Over 300 billion dollars worth of enterprise software applications are bought each year1, and over 10% — more than $30 billion — is associated with products that end up being “shelfware.”2 In the U.S. alone, $12.3 billion is spent yearly on such wasted software3.
A contributing factor to software becoming shelfware is that companies at times buy licenses in bulk, some of which never get used. But a bigger issue is, companies find that software they’ve purchased isn’t actually a good fit for them because of functionality limitations, prohibitive customization and maintenance costs, or performance and scalability issues. And sometimes it just ends up being too complex for their IT operations and end-users to use.

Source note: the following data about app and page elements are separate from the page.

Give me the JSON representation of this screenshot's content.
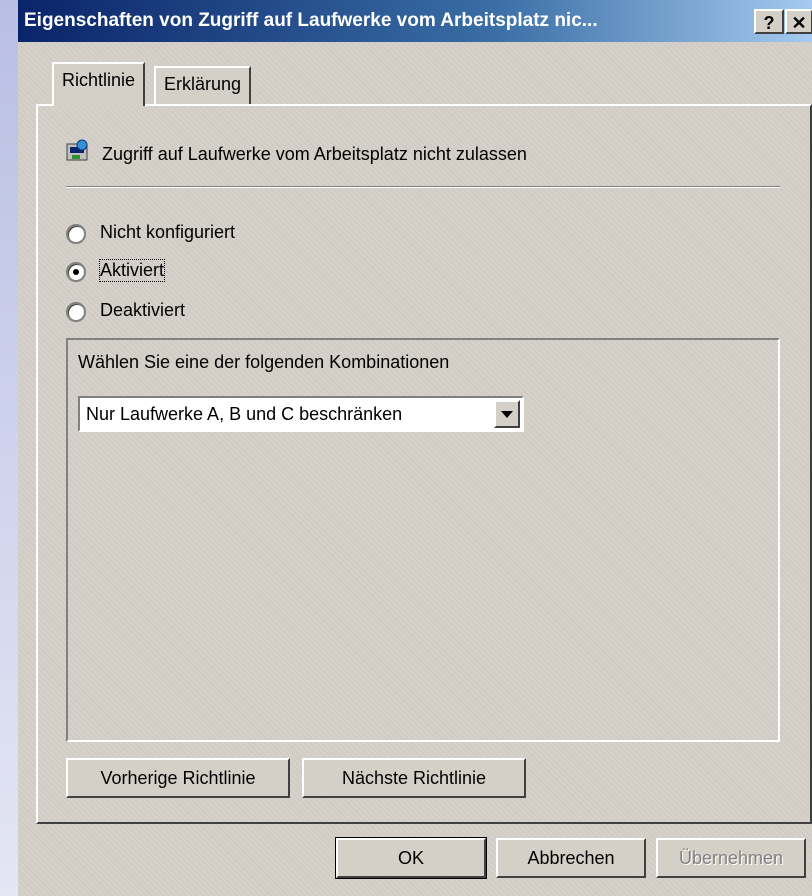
{
  "window": {
    "title": "Eigenschaften von Zugriff auf Laufwerke vom Arbeitsplatz nic...",
    "help_glyph": "?",
    "close_glyph": "✕"
  },
  "tabs": [
    {
      "label": "Richtlinie",
      "active": true
    },
    {
      "label": "Erklärung",
      "active": false
    }
  ],
  "policy": {
    "icon": "policy-settings-icon",
    "title": "Zugriff auf Laufwerke vom Arbeitsplatz nicht zulassen"
  },
  "options": [
    {
      "label": "Nicht konfiguriert",
      "selected": false
    },
    {
      "label": "Aktiviert",
      "selected": true
    },
    {
      "label": "Deaktiviert",
      "selected": false
    }
  ],
  "group": {
    "label": "Wählen Sie eine der folgenden Kombinationen",
    "combo_value": "Nur Laufwerke A, B und C beschränken"
  },
  "nav_buttons": {
    "previous": "Vorherige Richtlinie",
    "next": "Nächste Richtlinie"
  },
  "dialog_buttons": {
    "ok": "OK",
    "cancel": "Abbrechen",
    "apply": "Übernehmen"
  },
  "colors": {
    "title_bar_start": "#0a246a",
    "title_bar_end": "#a6caf0",
    "dialog_face": "#d4d0c8"
  }
}
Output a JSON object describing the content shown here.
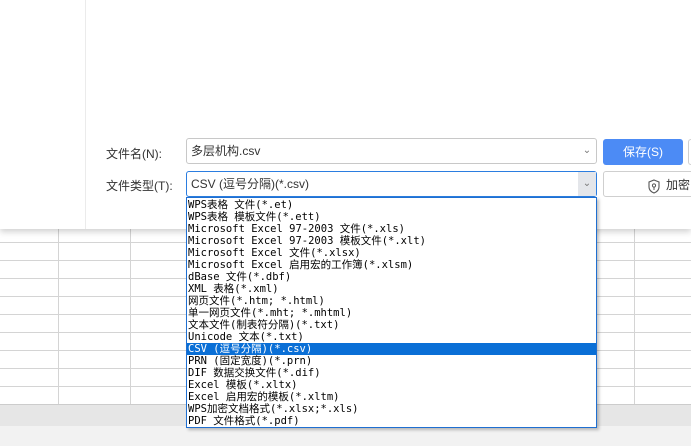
{
  "dialog": {
    "filename_label": "文件名(N):",
    "filename_value": "多层机构.csv",
    "filetype_label": "文件类型(T):",
    "filetype_value": "CSV (逗号分隔)(*.csv)",
    "save_label": "保存(S)",
    "encrypt_label": "加密",
    "selected_index": 12,
    "filetype_options": [
      "WPS表格 文件(*.et)",
      "WPS表格 模板文件(*.ett)",
      "Microsoft Excel 97-2003 文件(*.xls)",
      "Microsoft Excel 97-2003 模板文件(*.xlt)",
      "Microsoft Excel 文件(*.xlsx)",
      "Microsoft Excel 启用宏的工作簿(*.xlsm)",
      "dBase 文件(*.dbf)",
      "XML 表格(*.xml)",
      "网页文件(*.htm; *.html)",
      "单一网页文件(*.mht; *.mhtml)",
      "文本文件(制表符分隔)(*.txt)",
      "Unicode 文本(*.txt)",
      "CSV (逗号分隔)(*.csv)",
      "PRN (固定宽度)(*.prn)",
      "DIF 数据交换文件(*.dif)",
      "Excel 模板(*.xltx)",
      "Excel 启用宏的模板(*.xltm)",
      "WPS加密文档格式(*.xlsx;*.xls)",
      "PDF 文件格式(*.pdf)"
    ]
  }
}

But let’s put aside outright purchasing failures for now (because those only happen in other companies, right?) and instead look for a moment at one of the biggest budget-sucking challenges that IT faces: the high rate of under-performing software. Many times software projects are not complete failures, but nevertheless fail to deliver the targeted functionality, run way over budget, and seem to miss every implementation deadline.
Does this sound all too familiar? Unfortunately, it probably does. Independent studies have estimated that almost 70% of IT software projects are likely to fail4.
Surprisingly enough (or maybe not, to some of us), this excessive failure rate can often be traced back to poor requirements analysis5, caused by:
- Lack of proper stakeholder representation
- Lack of timely stakeholder input
- Poor team alignment
It all boils down to problems with communication and collaboration. And it hurts the bottom line.